→ TASK BRIEF
Your answer must be the data repeated exactly, with no pictures in it.

[Data records for software interfaces]
┏━━
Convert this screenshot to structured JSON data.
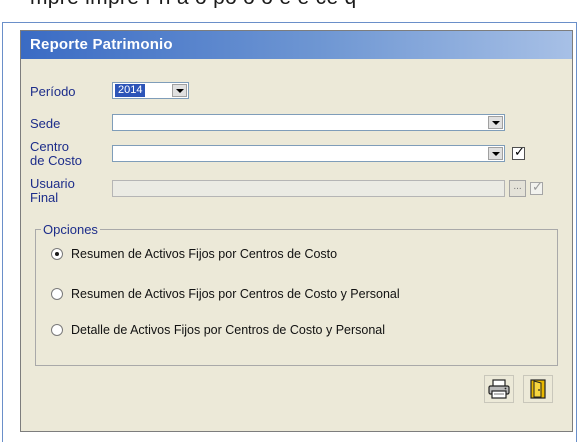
{
  "top_fragment": "mpre impre   r n  a o   po o o e e ce q",
  "window": {
    "title": "Reporte Patrimonio"
  },
  "form": {
    "periodo_label": "Período",
    "periodo_value": "2014",
    "sede_label": "Sede",
    "centro_label_line1": "Centro",
    "centro_label_line2": "de Costo",
    "usuario_label_line1": "Usuario",
    "usuario_label_line2": "Final",
    "ellipsis": "..."
  },
  "options": {
    "title": "Opciones",
    "items": [
      {
        "label": "Resumen de Activos Fijos por Centros de Costo",
        "selected": true
      },
      {
        "label": "Resumen de Activos Fijos por Centros de Costo y Personal",
        "selected": false
      },
      {
        "label": "Detalle de Activos Fijos  por Centros de Costo y Personal",
        "selected": false
      }
    ]
  },
  "toolbar": {
    "print_icon": "printer-icon",
    "exit_icon": "exit-door-icon"
  },
  "colors": {
    "title_start": "#3a6bc4",
    "title_end": "#a7c0e6",
    "label_text": "#1d2d8a",
    "window_bg": "#ece9d8",
    "exit_door": "#d59b00"
  }
}
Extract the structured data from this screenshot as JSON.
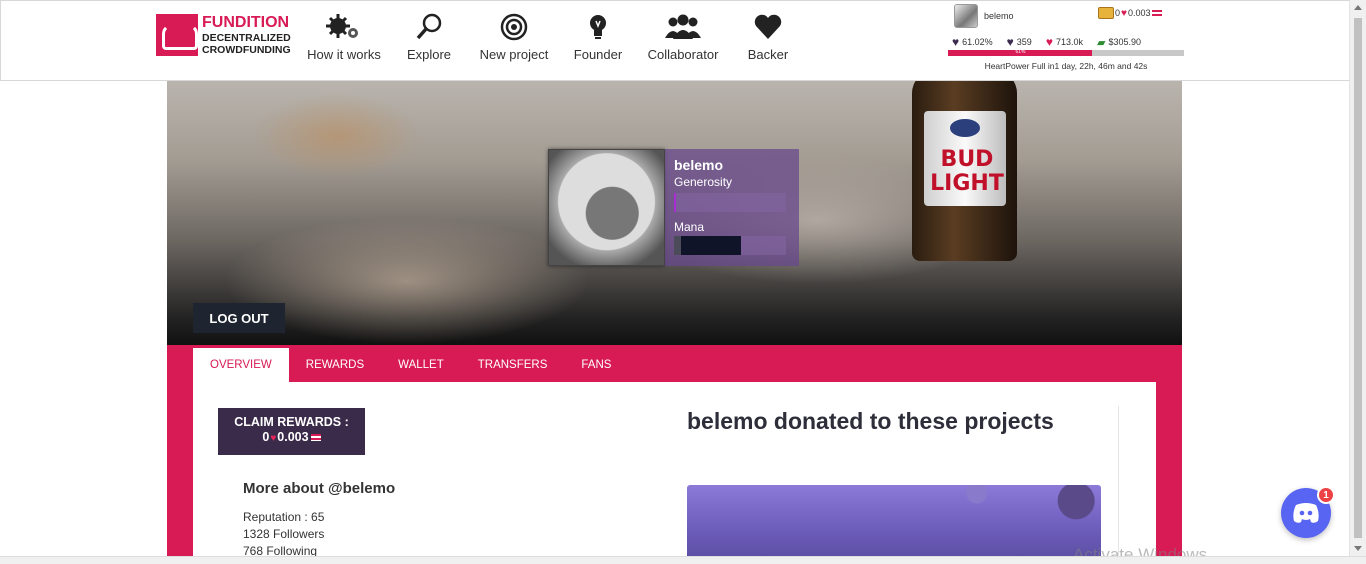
{
  "brand": {
    "title": "FUNDITION",
    "line1": "DECENTRALIZED",
    "line2": "CROWDFUNDING"
  },
  "nav": [
    {
      "label": "How it works",
      "icon": "gears-icon"
    },
    {
      "label": "Explore",
      "icon": "magnifier-icon"
    },
    {
      "label": "New project",
      "icon": "target-icon"
    },
    {
      "label": "Founder",
      "icon": "lightbulb-icon"
    },
    {
      "label": "Collaborator",
      "icon": "people-icon"
    },
    {
      "label": "Backer",
      "icon": "heart-icon"
    }
  ],
  "account": {
    "username": "belemo",
    "wallet_prefix": "0",
    "wallet_value": "0.003",
    "stats": [
      "61.02%",
      "359",
      "713.0k",
      "$305.90"
    ],
    "heartpower_fill": 0.61,
    "bar_label": "61%",
    "heartpower_text": "HeartPower Full in1 day, 22h, 46m and 42s"
  },
  "profile": {
    "name": "belemo",
    "generosity_label": "Generosity",
    "mana_label": "Mana",
    "generosity_fill": 0.02,
    "mana_fill": 0.6
  },
  "logout": "LOG OUT",
  "tabs": [
    "OVERVIEW",
    "REWARDS",
    "WALLET",
    "TRANSFERS",
    "FANS"
  ],
  "claim": {
    "line1": "CLAIM REWARDS :",
    "line2_a": "0",
    "line2_b": "0.003"
  },
  "more": {
    "title": "More about @belemo",
    "reputation": "Reputation : 65",
    "followers": "1328 Followers",
    "following": "768 Following"
  },
  "donated_title": "belemo donated to these projects",
  "watermark": "Activate Windows",
  "discord_badge": "1",
  "colors": {
    "accent": "#d81a55",
    "dark_purple": "#3b2b4a",
    "discord": "#5865f2"
  }
}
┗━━
→ COMPLETED EXERCISE
Convert this screenshot to structured JSON data.
{
  "top_fragment": "mpre impre   r n  a o   po o o e e ce q",
  "window": {
    "title": "Reporte Patrimonio"
  },
  "form": {
    "periodo_label": "Período",
    "periodo_value": "2014",
    "sede_label": "Sede",
    "centro_label_line1": "Centro",
    "centro_label_line2": "de Costo",
    "usuario_label_line1": "Usuario",
    "usuario_label_line2": "Final",
    "ellipsis": "..."
  },
  "options": {
    "title": "Opciones",
    "items": [
      {
        "label": "Resumen de Activos Fijos por Centros de Costo",
        "selected": true
      },
      {
        "label": "Resumen de Activos Fijos por Centros de Costo y Personal",
        "selected": false
      },
      {
        "label": "Detalle de Activos Fijos  por Centros de Costo y Personal",
        "selected": false
      }
    ]
  },
  "toolbar": {
    "print_icon": "printer-icon",
    "exit_icon": "exit-door-icon"
  },
  "colors": {
    "title_start": "#3a6bc4",
    "title_end": "#a7c0e6",
    "label_text": "#1d2d8a",
    "window_bg": "#ece9d8",
    "exit_door": "#d59b00"
  }
}
Extract the structured data from this screenshot as JSON.
{
  "brand": {
    "title": "FUNDITION",
    "line1": "DECENTRALIZED",
    "line2": "CROWDFUNDING"
  },
  "nav": [
    {
      "label": "How it works",
      "icon": "gears-icon"
    },
    {
      "label": "Explore",
      "icon": "magnifier-icon"
    },
    {
      "label": "New project",
      "icon": "target-icon"
    },
    {
      "label": "Founder",
      "icon": "lightbulb-icon"
    },
    {
      "label": "Collaborator",
      "icon": "people-icon"
    },
    {
      "label": "Backer",
      "icon": "heart-icon"
    }
  ],
  "account": {
    "username": "belemo",
    "wallet_prefix": "0",
    "wallet_value": "0.003",
    "stats": [
      "61.02%",
      "359",
      "713.0k",
      "$305.90"
    ],
    "heartpower_fill": 0.61,
    "bar_label": "61%",
    "heartpower_text": "HeartPower Full in1 day, 22h, 46m and 42s"
  },
  "profile": {
    "name": "belemo",
    "generosity_label": "Generosity",
    "mana_label": "Mana",
    "generosity_fill": 0.02,
    "mana_fill": 0.6
  },
  "logout": "LOG OUT",
  "tabs": [
    "OVERVIEW",
    "REWARDS",
    "WALLET",
    "TRANSFERS",
    "FANS"
  ],
  "claim": {
    "line1": "CLAIM REWARDS :",
    "line2_a": "0",
    "line2_b": "0.003"
  },
  "more": {
    "title": "More about @belemo",
    "reputation": "Reputation : 65",
    "followers": "1328 Followers",
    "following": "768 Following"
  },
  "donated_title": "belemo donated to these projects",
  "watermark": "Activate Windows",
  "discord_badge": "1",
  "colors": {
    "accent": "#d81a55",
    "dark_purple": "#3b2b4a",
    "discord": "#5865f2"
  }
}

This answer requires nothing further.